Maercker PTO spends months planning this event, having formed a committee specifically for planning it. The parents involved spend time soliciting vendors, planning activities, gathering event volunteers and getting staff students and teachers involved. This culminates in the exciting event that happened on Tuesday.

The event was a smorgasbord of food, activities, crafts, student performances and information. Holmes School was brimming with students and parents, some dressed in their own traditional clothing. Upon walking in, visitors were greeted by volunteers who invited them to enjoy a dance performance, view displays of items from around the world, and sample food — so much food. Arts & crafts activities included Japanese Cherry Blossoms, Brazilian headdresses and Indian henna tattoos. Mrs. Quirk, principal at Westview Hills, hosted bingo for the evening.  

Early in the evening, there was an open gym where students (and parents) were encouraged to bust a move. Later, families were treated to an intricate Maharashtran dance called a Lavani by Seema Gadre, Shubrhra Moudgil and Hanitha Puranam. After the Lavani, all students were invited back to the floor to compete in a Fortnight “Flossing” contest. Attendees were able to purchase tickets for sampling from the dozens of ethnic dishes from all over the world from Lithuanian donuts to Jamaican hand pies to Filipino lumpia.


(Above - AP Chris Lin serving families)

Dozens of District 60 families enjoyed various ethnic dishes served up by parents, students, and staff. Elizabeth Ojeda, 3rd grade teacher at Maercker School, volunteered in the tasting area for the first time after having served in other areas in years past.
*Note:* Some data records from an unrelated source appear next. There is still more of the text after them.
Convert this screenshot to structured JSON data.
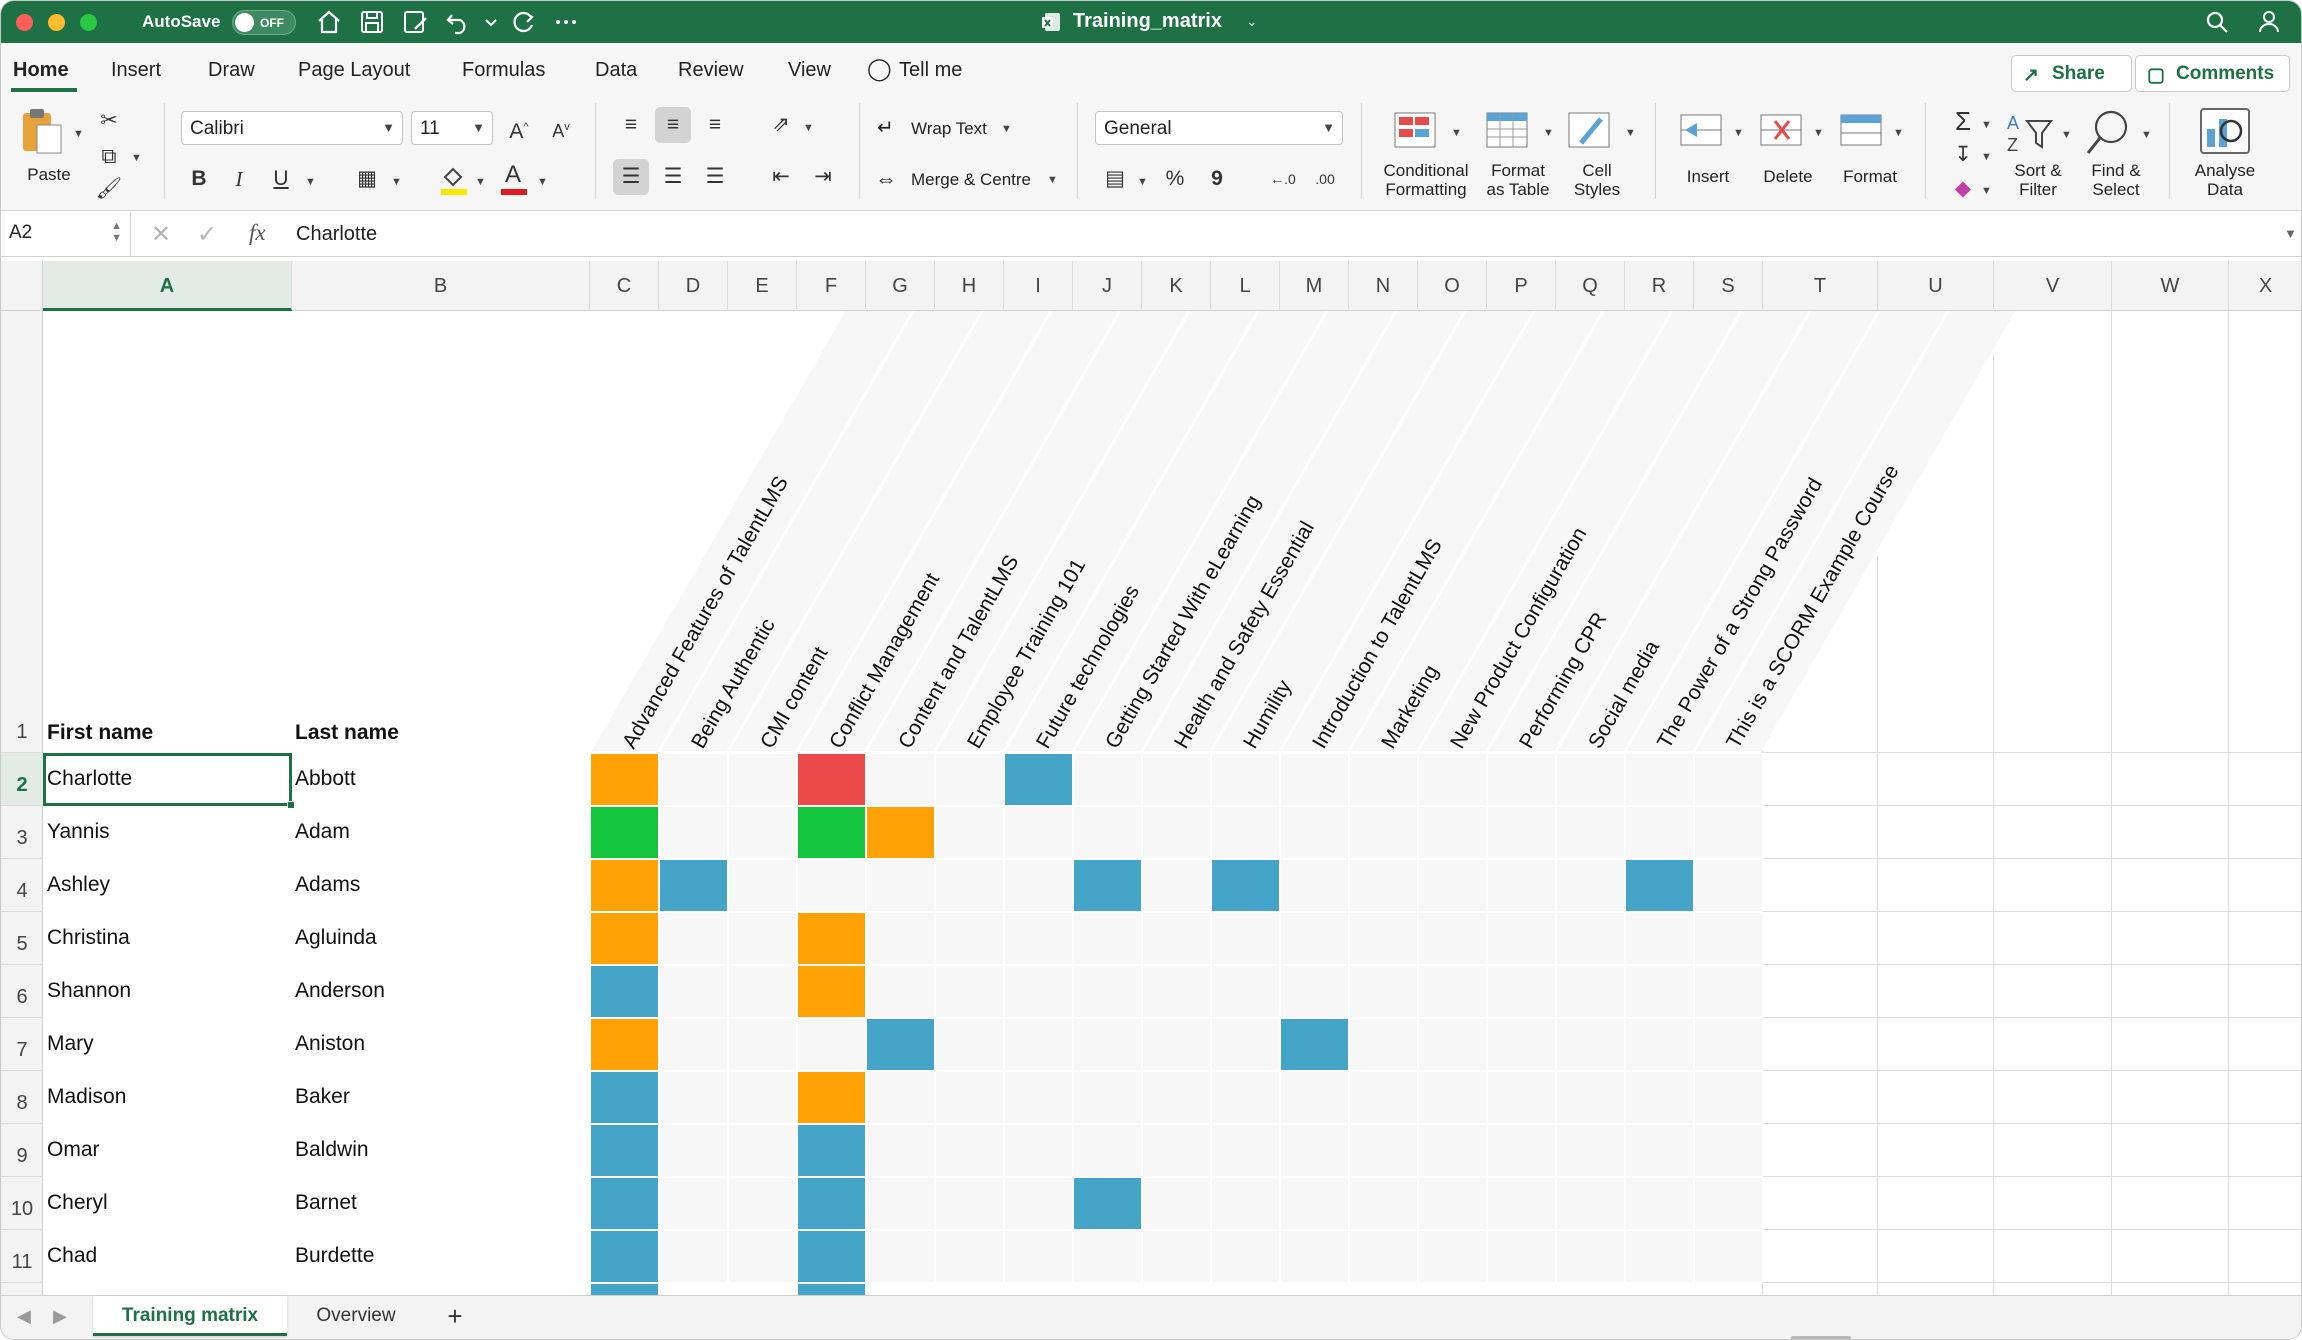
{
  "titlebar": {
    "autosave_label": "AutoSave",
    "autosave_state": "OFF",
    "document_title": "Training_matrix"
  },
  "menu": {
    "tabs": [
      "Home",
      "Insert",
      "Draw",
      "Page Layout",
      "Formulas",
      "Data",
      "Review",
      "View"
    ],
    "tell_me": "Tell me",
    "share": "Share",
    "comments": "Comments"
  },
  "ribbon": {
    "paste": "Paste",
    "font_name": "Calibri",
    "font_size": "11",
    "wrap_text": "Wrap Text",
    "merge_centre": "Merge & Centre",
    "number_format": "General",
    "conditional_formatting": [
      "Conditional",
      "Formatting"
    ],
    "format_as_table": [
      "Format",
      "as Table"
    ],
    "cell_styles": [
      "Cell",
      "Styles"
    ],
    "insert": "Insert",
    "delete": "Delete",
    "format": "Format",
    "sort_filter": [
      "Sort &",
      "Filter"
    ],
    "find_select": [
      "Find &",
      "Select"
    ],
    "analyse_data": [
      "Analyse",
      "Data"
    ],
    "bold": "B",
    "italic": "I",
    "underline": "U",
    "percent": "%",
    "comma": "9"
  },
  "formula_bar": {
    "cell_ref": "A2",
    "fx": "fx",
    "content": "Charlotte"
  },
  "columns": [
    "A",
    "B",
    "C",
    "D",
    "E",
    "F",
    "G",
    "H",
    "I",
    "J",
    "K",
    "L",
    "M",
    "N",
    "O",
    "P",
    "Q",
    "R",
    "S",
    "T",
    "U",
    "V",
    "W",
    "X"
  ],
  "rows": [
    "1",
    "2",
    "3",
    "4",
    "5",
    "6",
    "7",
    "8",
    "9",
    "10",
    "11"
  ],
  "header_row": {
    "first_name": "First name",
    "last_name": "Last name"
  },
  "courses": [
    "Advanced Features of TalentLMS",
    "Being Authentic",
    "CMI content",
    "Conflict Management",
    "Content and TalentLMS",
    "Employee Training 101",
    "Future technologies",
    "Getting Started With eLearning",
    "Health and Safety Essential",
    "Humility",
    "Introduction to TalentLMS",
    "Marketing",
    "New Product Configuration",
    "Performing CPR",
    "Social media",
    "The Power of a Strong Password",
    "This is a SCORM Example Course"
  ],
  "colors": {
    "orange": "#ffa206",
    "red": "#ec4a4a",
    "green": "#13c63d",
    "blue": "#44a5c9",
    "excel_green": "#1e7145"
  },
  "people": [
    {
      "first": "Charlotte",
      "last": "Abbott",
      "status": [
        "orange",
        "",
        "",
        "red",
        "",
        "",
        "blue",
        "",
        "",
        "",
        "",
        "",
        "",
        "",
        "",
        "",
        ""
      ]
    },
    {
      "first": "Yannis",
      "last": "Adam",
      "status": [
        "green",
        "",
        "",
        "green",
        "orange",
        "",
        "",
        "",
        "",
        "",
        "",
        "",
        "",
        "",
        "",
        "",
        ""
      ]
    },
    {
      "first": "Ashley",
      "last": "Adams",
      "status": [
        "orange",
        "blue",
        "",
        "",
        "",
        "",
        "",
        "blue",
        "",
        "blue",
        "",
        "",
        "",
        "",
        "",
        "blue",
        ""
      ]
    },
    {
      "first": "Christina",
      "last": "Agluinda",
      "status": [
        "orange",
        "",
        "",
        "orange",
        "",
        "",
        "",
        "",
        "",
        "",
        "",
        "",
        "",
        "",
        "",
        "",
        ""
      ]
    },
    {
      "first": "Shannon",
      "last": "Anderson",
      "status": [
        "blue",
        "",
        "",
        "orange",
        "",
        "",
        "",
        "",
        "",
        "",
        "",
        "",
        "",
        "",
        "",
        "",
        ""
      ]
    },
    {
      "first": "Mary",
      "last": "Aniston",
      "status": [
        "orange",
        "",
        "",
        "",
        "blue",
        "",
        "",
        "",
        "",
        "",
        "blue",
        "",
        "",
        "",
        "",
        "",
        ""
      ]
    },
    {
      "first": "Madison",
      "last": "Baker",
      "status": [
        "blue",
        "",
        "",
        "orange",
        "",
        "",
        "",
        "",
        "",
        "",
        "",
        "",
        "",
        "",
        "",
        "",
        ""
      ]
    },
    {
      "first": "Omar",
      "last": "Baldwin",
      "status": [
        "blue",
        "",
        "",
        "blue",
        "",
        "",
        "",
        "",
        "",
        "",
        "",
        "",
        "",
        "",
        "",
        "",
        ""
      ]
    },
    {
      "first": "Cheryl",
      "last": "Barnet",
      "status": [
        "blue",
        "",
        "",
        "blue",
        "",
        "",
        "",
        "blue",
        "",
        "",
        "",
        "",
        "",
        "",
        "",
        "",
        ""
      ]
    },
    {
      "first": "Chad",
      "last": "Burdette",
      "status": [
        "blue",
        "",
        "",
        "blue",
        "",
        "",
        "",
        "",
        "",
        "",
        "",
        "",
        "",
        "",
        "",
        "",
        ""
      ]
    }
  ],
  "sheets": {
    "tabs": [
      "Training matrix",
      "Overview"
    ],
    "add": "+"
  }
}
She was pleasantly overwhelmed by the diversity she could see in the room, which she felt reflected her own classroom – where students are native speakers of nine other languages. Noting that it’s important for D60 to be visible and active in its community, Ojeda also remarked, “This event is important [for D60 families] because it shows them how welcoming this district is for them and allows them to interact with one another.”


Maercker D60 serves a diverse community and seeks to give its families the opportunity to share their cultures with others. The annual cultural fest is an educational and enriching experience that everyone benefits from. Maercker 60 is thankful to all families, volunteers, donors and especially the PTO who continues to bring events like this to the Maercker community.